Dataset records below:

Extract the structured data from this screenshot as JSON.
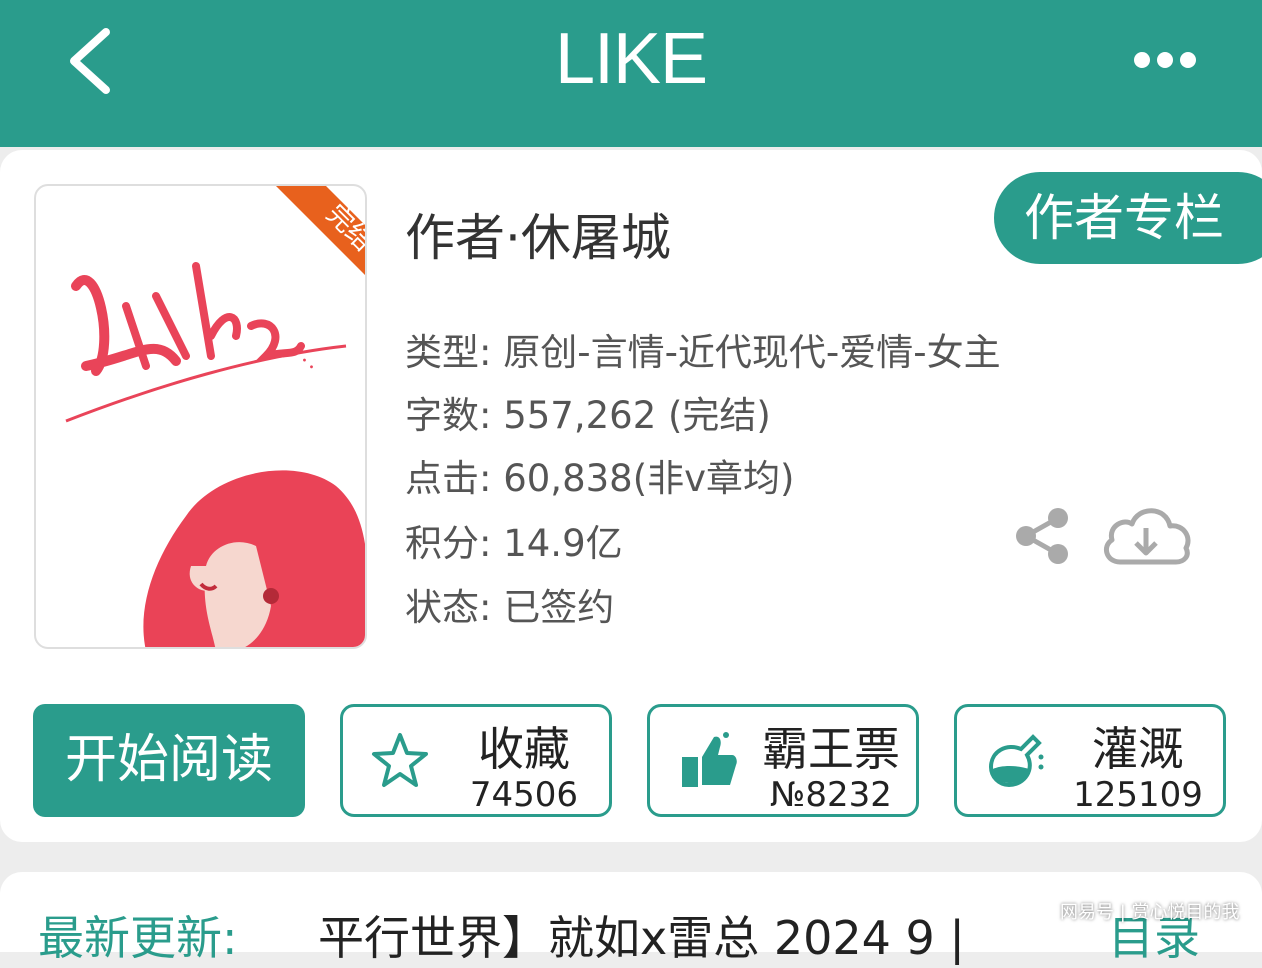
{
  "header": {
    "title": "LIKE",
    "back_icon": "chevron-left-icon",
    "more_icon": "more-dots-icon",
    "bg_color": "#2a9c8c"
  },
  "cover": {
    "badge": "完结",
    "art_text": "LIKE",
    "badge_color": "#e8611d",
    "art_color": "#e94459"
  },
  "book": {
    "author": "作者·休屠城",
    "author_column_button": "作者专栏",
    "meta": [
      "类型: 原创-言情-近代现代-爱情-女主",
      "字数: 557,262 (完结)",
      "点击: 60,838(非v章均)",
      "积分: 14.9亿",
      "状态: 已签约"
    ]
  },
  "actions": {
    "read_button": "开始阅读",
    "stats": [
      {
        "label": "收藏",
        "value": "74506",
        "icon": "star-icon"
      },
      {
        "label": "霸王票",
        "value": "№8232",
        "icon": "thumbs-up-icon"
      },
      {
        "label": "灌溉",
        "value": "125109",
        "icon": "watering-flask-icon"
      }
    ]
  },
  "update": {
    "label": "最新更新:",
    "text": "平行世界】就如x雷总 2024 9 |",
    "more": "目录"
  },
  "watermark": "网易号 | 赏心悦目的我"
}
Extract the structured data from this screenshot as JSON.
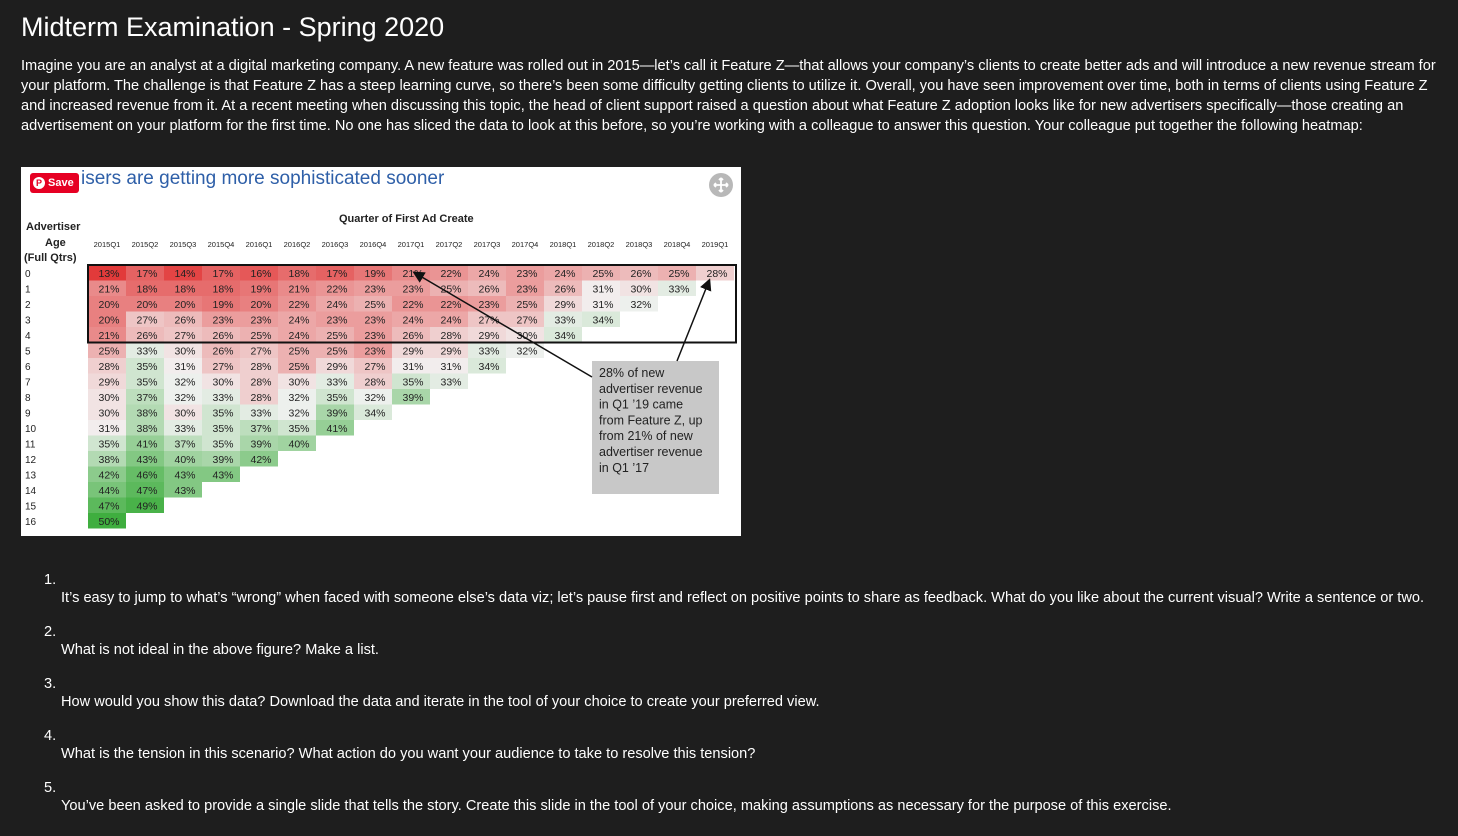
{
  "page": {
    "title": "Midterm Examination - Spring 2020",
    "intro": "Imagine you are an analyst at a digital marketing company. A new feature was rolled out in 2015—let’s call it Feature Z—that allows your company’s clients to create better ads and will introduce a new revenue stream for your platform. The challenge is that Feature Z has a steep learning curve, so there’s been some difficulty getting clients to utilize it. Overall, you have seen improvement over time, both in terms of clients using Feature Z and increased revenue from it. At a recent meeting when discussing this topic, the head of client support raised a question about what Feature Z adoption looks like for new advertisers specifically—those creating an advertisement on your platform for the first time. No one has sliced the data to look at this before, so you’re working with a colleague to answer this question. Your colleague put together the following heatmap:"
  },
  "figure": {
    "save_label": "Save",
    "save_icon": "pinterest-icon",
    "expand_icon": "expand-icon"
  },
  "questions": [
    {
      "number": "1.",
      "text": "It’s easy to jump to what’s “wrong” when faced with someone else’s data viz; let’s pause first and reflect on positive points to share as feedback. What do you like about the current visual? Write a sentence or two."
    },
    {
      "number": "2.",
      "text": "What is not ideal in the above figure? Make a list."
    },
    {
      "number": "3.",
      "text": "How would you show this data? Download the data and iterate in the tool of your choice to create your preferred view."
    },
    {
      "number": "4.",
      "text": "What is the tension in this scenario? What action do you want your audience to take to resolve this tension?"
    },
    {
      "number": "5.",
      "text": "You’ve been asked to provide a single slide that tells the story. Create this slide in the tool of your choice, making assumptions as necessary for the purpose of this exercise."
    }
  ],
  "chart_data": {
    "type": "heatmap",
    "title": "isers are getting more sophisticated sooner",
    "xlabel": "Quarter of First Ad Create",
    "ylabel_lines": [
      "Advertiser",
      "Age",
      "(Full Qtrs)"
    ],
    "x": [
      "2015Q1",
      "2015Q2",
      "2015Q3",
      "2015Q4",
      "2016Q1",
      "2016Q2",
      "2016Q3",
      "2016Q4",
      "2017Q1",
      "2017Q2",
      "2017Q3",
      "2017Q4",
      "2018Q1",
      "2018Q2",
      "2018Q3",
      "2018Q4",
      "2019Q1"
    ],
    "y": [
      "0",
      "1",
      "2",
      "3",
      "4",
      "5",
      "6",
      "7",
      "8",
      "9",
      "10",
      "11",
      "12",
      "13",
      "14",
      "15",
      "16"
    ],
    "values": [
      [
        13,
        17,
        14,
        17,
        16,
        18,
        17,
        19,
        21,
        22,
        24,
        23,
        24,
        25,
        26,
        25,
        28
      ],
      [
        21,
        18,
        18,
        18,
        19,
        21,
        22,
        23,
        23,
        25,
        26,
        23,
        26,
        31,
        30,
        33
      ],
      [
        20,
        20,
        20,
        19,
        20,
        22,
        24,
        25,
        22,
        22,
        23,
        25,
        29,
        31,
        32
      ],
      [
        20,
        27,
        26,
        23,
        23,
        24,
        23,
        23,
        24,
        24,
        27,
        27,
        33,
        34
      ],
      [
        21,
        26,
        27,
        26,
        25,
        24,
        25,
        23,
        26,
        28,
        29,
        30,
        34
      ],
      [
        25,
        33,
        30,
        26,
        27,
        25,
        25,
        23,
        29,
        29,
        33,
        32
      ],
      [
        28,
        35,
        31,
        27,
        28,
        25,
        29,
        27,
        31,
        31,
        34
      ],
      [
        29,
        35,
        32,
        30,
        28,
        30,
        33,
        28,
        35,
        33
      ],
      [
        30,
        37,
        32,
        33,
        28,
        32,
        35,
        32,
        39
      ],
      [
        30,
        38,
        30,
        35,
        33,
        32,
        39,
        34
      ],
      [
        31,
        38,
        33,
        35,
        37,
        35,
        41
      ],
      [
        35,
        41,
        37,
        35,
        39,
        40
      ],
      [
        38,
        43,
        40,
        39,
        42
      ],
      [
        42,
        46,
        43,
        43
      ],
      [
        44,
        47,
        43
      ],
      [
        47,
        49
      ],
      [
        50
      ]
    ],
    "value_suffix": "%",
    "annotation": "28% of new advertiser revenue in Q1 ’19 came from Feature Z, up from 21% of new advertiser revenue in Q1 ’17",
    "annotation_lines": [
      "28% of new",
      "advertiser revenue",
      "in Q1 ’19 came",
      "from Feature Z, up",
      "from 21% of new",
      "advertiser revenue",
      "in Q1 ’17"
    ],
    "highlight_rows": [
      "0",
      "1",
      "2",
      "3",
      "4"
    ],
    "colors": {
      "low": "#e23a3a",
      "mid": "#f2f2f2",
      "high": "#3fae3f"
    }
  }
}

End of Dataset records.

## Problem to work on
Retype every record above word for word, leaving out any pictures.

## Task output
Extract the structured data from this screenshot as JSON.
{
  "header": {
    "title": "LIKE",
    "back_icon": "chevron-left-icon",
    "more_icon": "more-dots-icon",
    "bg_color": "#2a9c8c"
  },
  "cover": {
    "badge": "完结",
    "art_text": "LIKE",
    "badge_color": "#e8611d",
    "art_color": "#e94459"
  },
  "book": {
    "author": "作者·休屠城",
    "author_column_button": "作者专栏",
    "meta": [
      "类型: 原创-言情-近代现代-爱情-女主",
      "字数: 557,262 (完结)",
      "点击: 60,838(非v章均)",
      "积分: 14.9亿",
      "状态: 已签约"
    ]
  },
  "actions": {
    "read_button": "开始阅读",
    "stats": [
      {
        "label": "收藏",
        "value": "74506",
        "icon": "star-icon"
      },
      {
        "label": "霸王票",
        "value": "№8232",
        "icon": "thumbs-up-icon"
      },
      {
        "label": "灌溉",
        "value": "125109",
        "icon": "watering-flask-icon"
      }
    ]
  },
  "update": {
    "label": "最新更新:",
    "text": "平行世界】就如x雷总 2024 9 |",
    "more": "目录"
  },
  "watermark": "网易号 | 赏心悦目的我"
}
Extract the structured data from this screenshot as JSON.
{
  "page": {
    "title": "Midterm Examination - Spring 2020",
    "intro": "Imagine you are an analyst at a digital marketing company. A new feature was rolled out in 2015—let’s call it Feature Z—that allows your company’s clients to create better ads and will introduce a new revenue stream for your platform. The challenge is that Feature Z has a steep learning curve, so there’s been some difficulty getting clients to utilize it. Overall, you have seen improvement over time, both in terms of clients using Feature Z and increased revenue from it. At a recent meeting when discussing this topic, the head of client support raised a question about what Feature Z adoption looks like for new advertisers specifically—those creating an advertisement on your platform for the first time. No one has sliced the data to look at this before, so you’re working with a colleague to answer this question. Your colleague put together the following heatmap:"
  },
  "figure": {
    "save_label": "Save",
    "save_icon": "pinterest-icon",
    "expand_icon": "expand-icon"
  },
  "questions": [
    {
      "number": "1.",
      "text": "It’s easy to jump to what’s “wrong” when faced with someone else’s data viz; let’s pause first and reflect on positive points to share as feedback. What do you like about the current visual? Write a sentence or two."
    },
    {
      "number": "2.",
      "text": "What is not ideal in the above figure? Make a list."
    },
    {
      "number": "3.",
      "text": "How would you show this data? Download the data and iterate in the tool of your choice to create your preferred view."
    },
    {
      "number": "4.",
      "text": "What is the tension in this scenario? What action do you want your audience to take to resolve this tension?"
    },
    {
      "number": "5.",
      "text": "You’ve been asked to provide a single slide that tells the story. Create this slide in the tool of your choice, making assumptions as necessary for the purpose of this exercise."
    }
  ],
  "chart_data": {
    "type": "heatmap",
    "title": "isers are getting more sophisticated sooner",
    "xlabel": "Quarter of First Ad Create",
    "ylabel_lines": [
      "Advertiser",
      "Age",
      "(Full Qtrs)"
    ],
    "x": [
      "2015Q1",
      "2015Q2",
      "2015Q3",
      "2015Q4",
      "2016Q1",
      "2016Q2",
      "2016Q3",
      "2016Q4",
      "2017Q1",
      "2017Q2",
      "2017Q3",
      "2017Q4",
      "2018Q1",
      "2018Q2",
      "2018Q3",
      "2018Q4",
      "2019Q1"
    ],
    "y": [
      "0",
      "1",
      "2",
      "3",
      "4",
      "5",
      "6",
      "7",
      "8",
      "9",
      "10",
      "11",
      "12",
      "13",
      "14",
      "15",
      "16"
    ],
    "values": [
      [
        13,
        17,
        14,
        17,
        16,
        18,
        17,
        19,
        21,
        22,
        24,
        23,
        24,
        25,
        26,
        25,
        28
      ],
      [
        21,
        18,
        18,
        18,
        19,
        21,
        22,
        23,
        23,
        25,
        26,
        23,
        26,
        31,
        30,
        33
      ],
      [
        20,
        20,
        20,
        19,
        20,
        22,
        24,
        25,
        22,
        22,
        23,
        25,
        29,
        31,
        32
      ],
      [
        20,
        27,
        26,
        23,
        23,
        24,
        23,
        23,
        24,
        24,
        27,
        27,
        33,
        34
      ],
      [
        21,
        26,
        27,
        26,
        25,
        24,
        25,
        23,
        26,
        28,
        29,
        30,
        34
      ],
      [
        25,
        33,
        30,
        26,
        27,
        25,
        25,
        23,
        29,
        29,
        33,
        32
      ],
      [
        28,
        35,
        31,
        27,
        28,
        25,
        29,
        27,
        31,
        31,
        34
      ],
      [
        29,
        35,
        32,
        30,
        28,
        30,
        33,
        28,
        35,
        33
      ],
      [
        30,
        37,
        32,
        33,
        28,
        32,
        35,
        32,
        39
      ],
      [
        30,
        38,
        30,
        35,
        33,
        32,
        39,
        34
      ],
      [
        31,
        38,
        33,
        35,
        37,
        35,
        41
      ],
      [
        35,
        41,
        37,
        35,
        39,
        40
      ],
      [
        38,
        43,
        40,
        39,
        42
      ],
      [
        42,
        46,
        43,
        43
      ],
      [
        44,
        47,
        43
      ],
      [
        47,
        49
      ],
      [
        50
      ]
    ],
    "value_suffix": "%",
    "annotation": "28% of new advertiser revenue in Q1 ’19 came from Feature Z, up from 21% of new advertiser revenue in Q1 ’17",
    "annotation_lines": [
      "28% of new",
      "advertiser revenue",
      "in Q1 ’19 came",
      "from Feature Z, up",
      "from 21% of new",
      "advertiser revenue",
      "in Q1 ’17"
    ],
    "highlight_rows": [
      "0",
      "1",
      "2",
      "3",
      "4"
    ],
    "colors": {
      "low": "#e23a3a",
      "mid": "#f2f2f2",
      "high": "#3fae3f"
    }
  }
}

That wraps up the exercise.